It’s been said that the early bird gets the worm – the reward for being motivated enough to act on something – and in the trade show business the early bird saves money and avoids getting charged astronomical rush fees.
Almost any business that offers a good or service will charge extra fees to compensate for a shorter turnaround time than normal on those products and/or services, which is referred to as a rush fee.
If you need something in short order, be prepared to pay for the extra labor and time involved to expedite it to the proper destination.
Having to pay rush fees are usually a result of inadequate planning or procrastination. In other words, there are very few good excuses to justify getting charged a rush fee because you didn’t order in time.
Plan now, or pay (more) later.
Waste Not, Want Not
Rush fees are a surefire way to wreck your budget, especially if it’s done routinely. If you have fallen into this trap, don’t despair. When you know better, you do better. If you are new to this and you are now terrified of making this mistake, it’s easy to avoid.
Here are some things to consider when placing orders and contracting out work…
Ordering early and not having to worry about extra fees (and securing the supplies and work on time) should be incentive enough. But what you may not know is that if you pay in full ahead of schedule you might get a discount. Prices can change if payment deadlines aren’t met, so make sure to set yourself reminders so that you don’t forget.
There are usually 2 or 3 tiers of discounts if you pay in full and promptly. For example, if you have submitted all of your payments 2-3 weeks before your show, you can reasonably expect a 20-30% discount. If you fail to pay the full amount at by the deadline the costs will increase to standard pricing.
This might sound strange, but how you place your orders does make a difference. Businesses that have implemented online ordering prefer that you take advantage of that feature. It saves them time and the hassle of having to input your order in manually ( for phone and fax orders). Most contractors are happy to give you a 5-10% discount for putting in the extra effort so they don’t have to.
We all want our shows to run as smoothly as possible and achieving that goal takes planning. Lots of planning. Running a smooth operation involves coordination so that the event is properly installed on time. Contractors are responsible for sending out loads of equipment and to do that effectively they need you to place your orders weeks before deadlines hit. This helps them to fulfill orders and get their staff and labor organized. Truck schedules can become a cause for delay if you don’t place your requests in a timely matter. If you procrastinate all of the trucks might already be scheduled to go out and not to your show.
Trade Shows take a lot more forethought than the average event or party due to the amount of custom work that goes into it. From customizing booths to made-to-order signs, ordering in advance is a must. This cannot be stressed enough. If you wait, not only do you get hit with rush fees, but you also run the risk of not getting the work done at all.
Most contractors are serving upwards of 20 shows within the same timeframe as your show. While your work is important to them, it’s not their only job. If something doesn’t go as planned you will likely have to wait for them to finish what they are working on to address your miscommunication. If they have to make extra adjustments expect to pay any overtime fees to make up for the disparity.

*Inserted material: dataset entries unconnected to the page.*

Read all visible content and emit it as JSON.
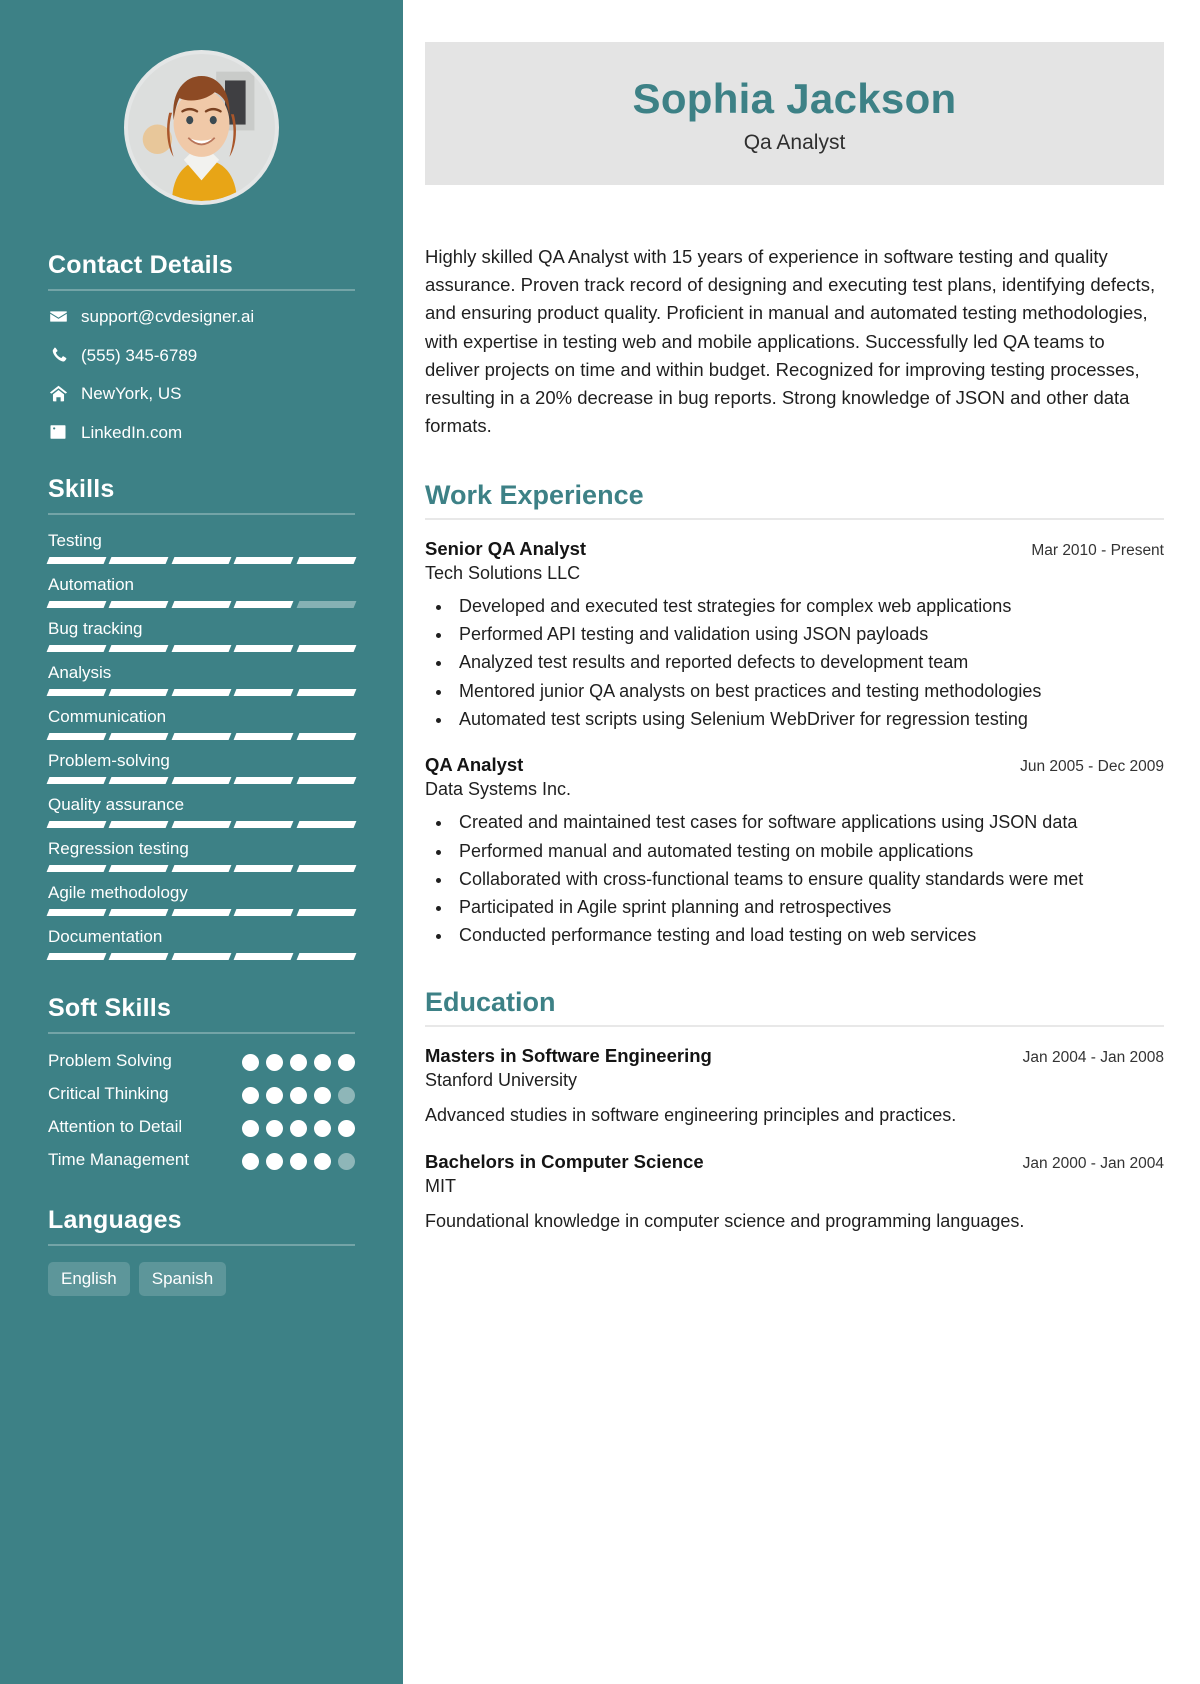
{
  "sidebar": {
    "avatar_alt": "profile-photo",
    "contact": {
      "heading": "Contact Details",
      "items": [
        {
          "icon": "envelope-icon",
          "text": "support@cvdesigner.ai"
        },
        {
          "icon": "phone-icon",
          "text": "(555) 345-6789"
        },
        {
          "icon": "home-icon",
          "text": "NewYork, US"
        },
        {
          "icon": "linkedin-icon",
          "text": "LinkedIn.com"
        }
      ]
    },
    "skills": {
      "heading": "Skills",
      "max": 5,
      "items": [
        {
          "name": "Testing",
          "level": 5
        },
        {
          "name": "Automation",
          "level": 4
        },
        {
          "name": "Bug tracking",
          "level": 5
        },
        {
          "name": "Analysis",
          "level": 5
        },
        {
          "name": "Communication",
          "level": 5
        },
        {
          "name": "Problem-solving",
          "level": 5
        },
        {
          "name": "Quality assurance",
          "level": 5
        },
        {
          "name": "Regression testing",
          "level": 5
        },
        {
          "name": "Agile methodology",
          "level": 5
        },
        {
          "name": "Documentation",
          "level": 5
        }
      ]
    },
    "soft_skills": {
      "heading": "Soft Skills",
      "max": 5,
      "items": [
        {
          "name": "Problem Solving",
          "level": 5
        },
        {
          "name": "Critical Thinking",
          "level": 4
        },
        {
          "name": "Attention to Detail",
          "level": 5
        },
        {
          "name": "Time Management",
          "level": 4
        }
      ]
    },
    "languages": {
      "heading": "Languages",
      "items": [
        "English",
        "Spanish"
      ]
    }
  },
  "main": {
    "name": "Sophia Jackson",
    "title": "Qa Analyst",
    "summary": "Highly skilled QA Analyst with 15 years of experience in software testing and quality assurance. Proven track record of designing and executing test plans, identifying defects, and ensuring product quality. Proficient in manual and automated testing methodologies, with expertise in testing web and mobile applications. Successfully led QA teams to deliver projects on time and within budget. Recognized for improving testing processes, resulting in a 20% decrease in bug reports. Strong knowledge of JSON and other data formats.",
    "work": {
      "heading": "Work Experience",
      "entries": [
        {
          "title": "Senior QA Analyst",
          "org": "Tech Solutions LLC",
          "date": "Mar 2010 - Present",
          "bullets": [
            "Developed and executed test strategies for complex web applications",
            "Performed API testing and validation using JSON payloads",
            "Analyzed test results and reported defects to development team",
            "Mentored junior QA analysts on best practices and testing methodologies",
            "Automated test scripts using Selenium WebDriver for regression testing"
          ]
        },
        {
          "title": "QA Analyst",
          "org": "Data Systems Inc.",
          "date": "Jun 2005 - Dec 2009",
          "bullets": [
            "Created and maintained test cases for software applications using JSON data",
            "Performed manual and automated testing on mobile applications",
            "Collaborated with cross-functional teams to ensure quality standards were met",
            "Participated in Agile sprint planning and retrospectives",
            "Conducted performance testing and load testing on web services"
          ]
        }
      ]
    },
    "education": {
      "heading": "Education",
      "entries": [
        {
          "title": "Masters in Software Engineering",
          "org": "Stanford University",
          "date": "Jan 2004 - Jan 2008",
          "desc": "Advanced studies in software engineering principles and practices."
        },
        {
          "title": "Bachelors in Computer Science",
          "org": "MIT",
          "date": "Jan 2000 - Jan 2004",
          "desc": "Foundational knowledge in computer science and programming languages."
        }
      ]
    }
  },
  "colors": {
    "sidebar_bg": "#3d8186",
    "accent": "#3d8186",
    "banner_bg": "#e4e4e4",
    "rule": "#e8e8e8"
  }
}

Print work is a critical part of what makes any trade show visually identifiable and placing rush orders on displays can get tricky. If your contractors don’t have an office located in your event city, you’ll either have to find a local printer that can handle the job, or get it printed back home and shipped overnight to you. Both options will cost you extra, plus the additional labor and installation fees.

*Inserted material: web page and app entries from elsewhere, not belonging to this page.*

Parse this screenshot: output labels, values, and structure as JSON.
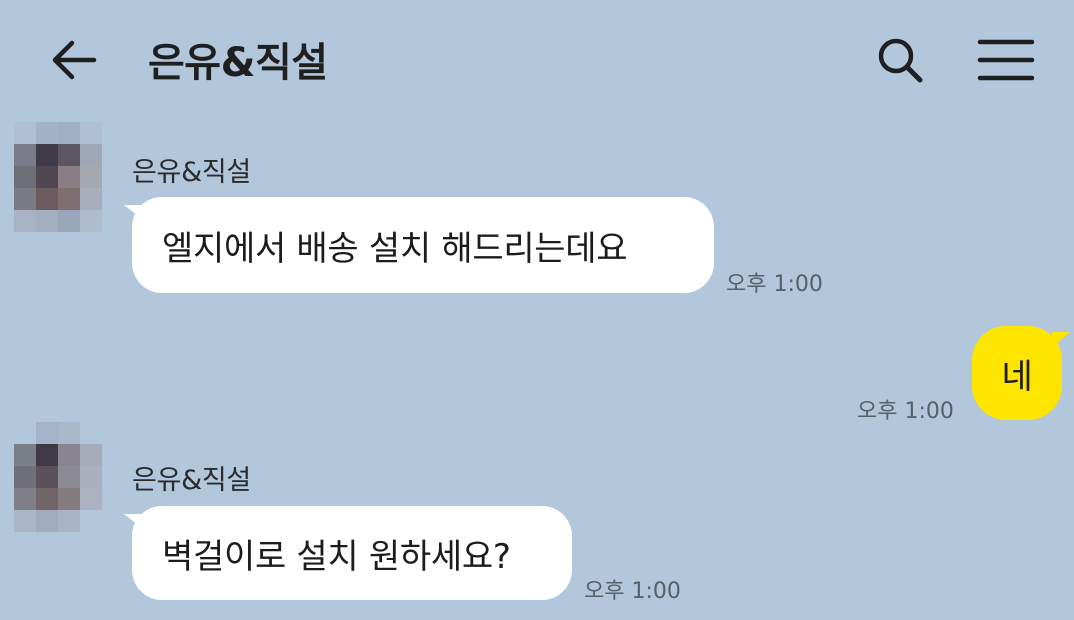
{
  "header": {
    "title": "은유&직설",
    "back_icon": "arrow-left-icon",
    "search_icon": "search-icon",
    "menu_icon": "hamburger-menu-icon"
  },
  "messages": [
    {
      "sender": "은유&직설",
      "text": "엘지에서 배송 설치 해드리는데요",
      "time": "오후 1:00",
      "direction": "incoming"
    },
    {
      "sender": "",
      "text": "네",
      "time": "오후 1:00",
      "direction": "outgoing"
    },
    {
      "sender": "은유&직설",
      "text": "벽걸이로 설치 원하세요?",
      "time": "오후 1:00",
      "direction": "incoming"
    }
  ],
  "colors": {
    "background": "#b3c7dc",
    "incoming_bubble": "#ffffff",
    "outgoing_bubble": "#fee500"
  }
}
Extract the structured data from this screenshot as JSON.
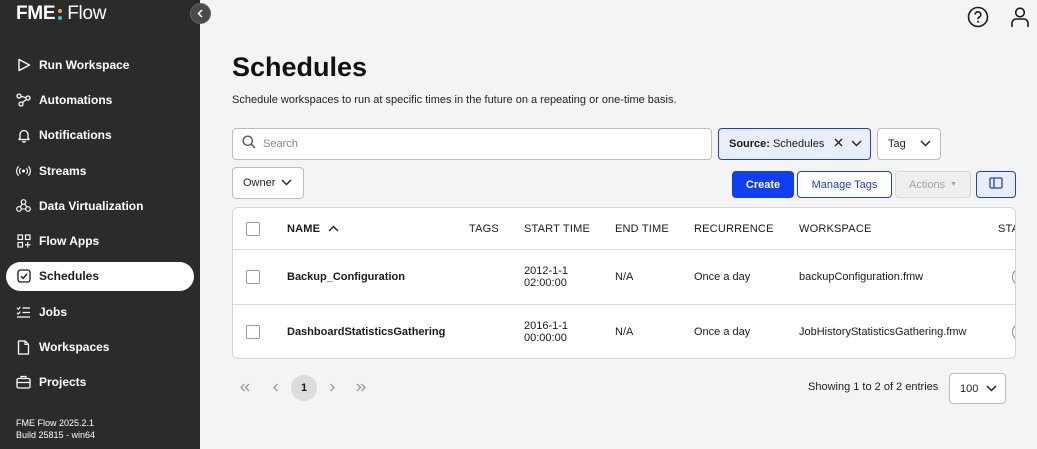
{
  "app": {
    "logo_left": "FME",
    "logo_right": "Flow",
    "version_line1": "FME Flow 2025.2.1",
    "version_line2": "Build 25815 - win64"
  },
  "sidebar": {
    "items": [
      {
        "label": "Run Workspace",
        "icon": "play-icon"
      },
      {
        "label": "Automations",
        "icon": "automations-icon"
      },
      {
        "label": "Notifications",
        "icon": "bell-icon"
      },
      {
        "label": "Streams",
        "icon": "streams-icon"
      },
      {
        "label": "Data Virtualization",
        "icon": "data-virtualization-icon"
      },
      {
        "label": "Flow Apps",
        "icon": "flow-apps-icon"
      },
      {
        "label": "Schedules",
        "icon": "calendar-check-icon",
        "active": true
      },
      {
        "label": "Jobs",
        "icon": "jobs-list-icon"
      },
      {
        "label": "Workspaces",
        "icon": "workspaces-file-icon"
      },
      {
        "label": "Projects",
        "icon": "projects-briefcase-icon"
      }
    ]
  },
  "header": {
    "help_icon": "help-icon",
    "user_icon": "user-icon"
  },
  "main": {
    "title": "Schedules",
    "description": "Schedule workspaces to run at specific times in the future on a repeating or one-time basis.",
    "search_placeholder": "Search",
    "source_filter_key": "Source:",
    "source_filter_value": "Schedules",
    "tag_filter": "Tag",
    "owner_filter": "Owner",
    "create_label": "Create",
    "manage_tags_label": "Manage Tags",
    "actions_label": "Actions"
  },
  "table": {
    "columns": [
      "NAME",
      "TAGS",
      "START TIME",
      "END TIME",
      "RECURRENCE",
      "WORKSPACE",
      "STA"
    ],
    "rows": [
      {
        "name": "Backup_Configuration",
        "tags": "",
        "start_date": "2012-1-1",
        "start_time": "02:00:00",
        "end_time": "N/A",
        "recurrence": "Once a day",
        "workspace": "backupConfiguration.fmw"
      },
      {
        "name": "DashboardStatisticsGathering",
        "tags": "",
        "start_date": "2016-1-1",
        "start_time": "00:00:00",
        "end_time": "N/A",
        "recurrence": "Once a day",
        "workspace": "JobHistoryStatisticsGathering.fmw"
      }
    ]
  },
  "pagination": {
    "current_page": "1",
    "entries_text": "Showing 1 to 2 of 2 entries",
    "page_size": "100"
  },
  "colors": {
    "sidebar_bg": "#2b2b2b",
    "primary_blue": "#0f3ff0",
    "logo_dot_top": "#f5a623",
    "logo_dot_bottom": "#2ec4f1",
    "page_bg": "#f4f4f4"
  }
}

You have two options when you order signs. You can order by advanced shipment warehouse or you can have it shipped directly to your show. If you order by advanced warehouse the delivery times are more flexible and the sign can be hung in your booth before you get there. When you have signs shipped directly to the show there is no guarantee that someone will be able to hang your sign. If that’s the case, it will have to be done in overtime. An advance warehouse is the best shipping option to control both delivery and costs.
What type of labor Exhibitors hire can significantly impact costs as well as how time is managed. There are two types, Contractor supervised and Exhibitor supervised labor. With Exhibitor supervised labor, the exhibitor directs the work that is done to set up the show booth. Contractor supervised will use the floor plan provided to set up the booth, without assistance, but at a 30% surcharge.
Exhibitor supervised sounds like a good money-saving option unless the exhibitor shows up an hour or two later than scheduled and the labor team has already moved on to do other work. Not only is the booth not set up, the team might not be able to come back that day to finish. Not only will the exhibitor have to pay for the hour that was lost, but will need to pay extra to have them return later.
More Than a Wish
Author and poet Antoine de Saint-Exupery saw liberation in planning, observing that “a goal without a plan is just a wish.” Planning avoids chaos and budget-killing rush fees. As they say, planning makes perfect.